The Role of the Artists in Education and Research

Visiting artists come to Tandem because it is an experimental facility that gives them the freedom to create new and innovative work. Here they have the opportunity to explore and expand their creativity, and undertake projects without the restrictions of a commercial facility. For example, in 1990, under the auspices of Pace Editions, Chuck Close came to Tandem to carry out a reductive linoleum block print that was ultimately exhibited at New York’s Museum of Modern Art; Art Spiegelman carried out a two-sided lithograph which now hangs in the Art Institute of Chicago; David Lynch, the internationally renowned film director and painter, created prints for the first time at Tandem; and Suzanne Caporael and Judy Pfaff created prints that have been reviewed in several publications, including the New York Times, and which now hang in collections throughout the US.

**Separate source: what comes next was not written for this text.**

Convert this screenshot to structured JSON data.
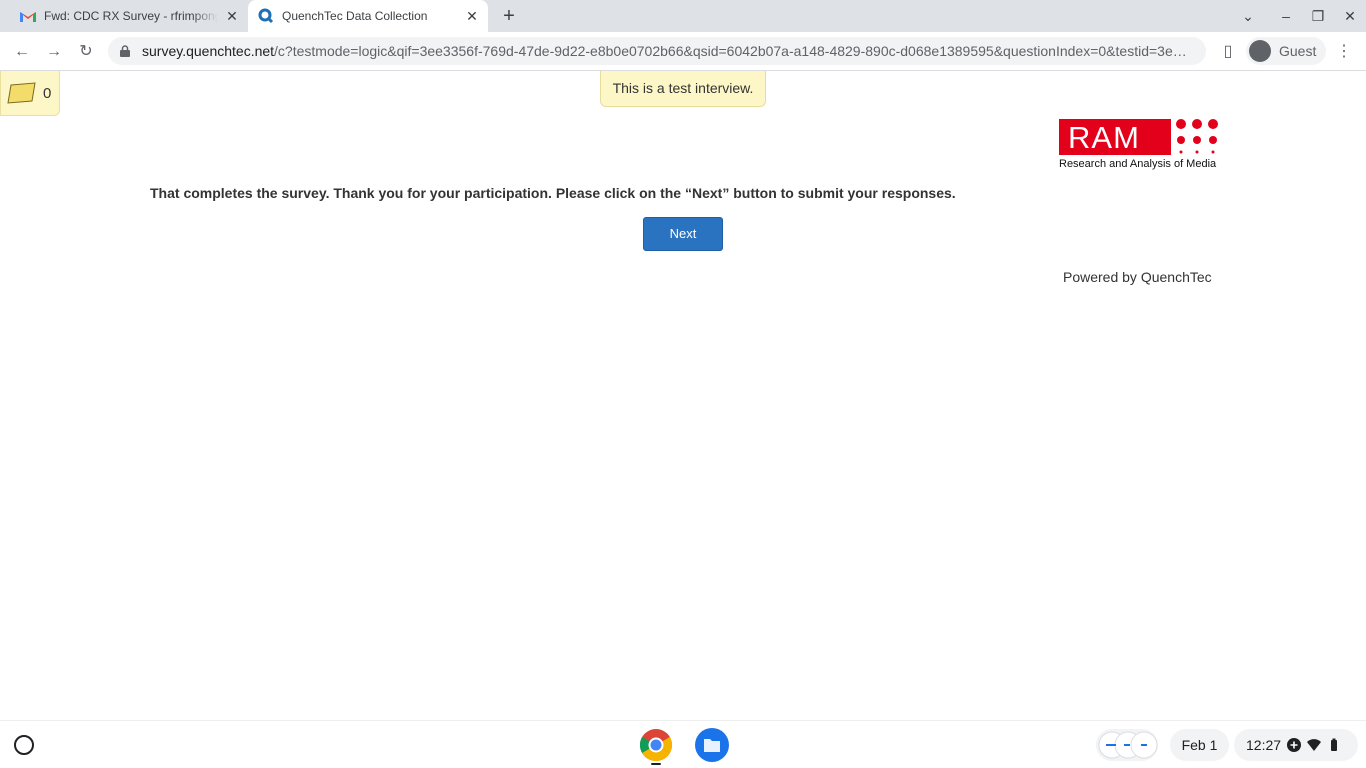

Work at Tandem, however, is not limited to outside artists. Since its inception, UW–Madison art faculty have worked at the Press in both formal and informal settings, and Tandem has provided exhibiting opportunities for them throughout the US.

 

Mickalene Thomas at work in the Tandem studio

Mickalene Thomas at work in the Tandem studio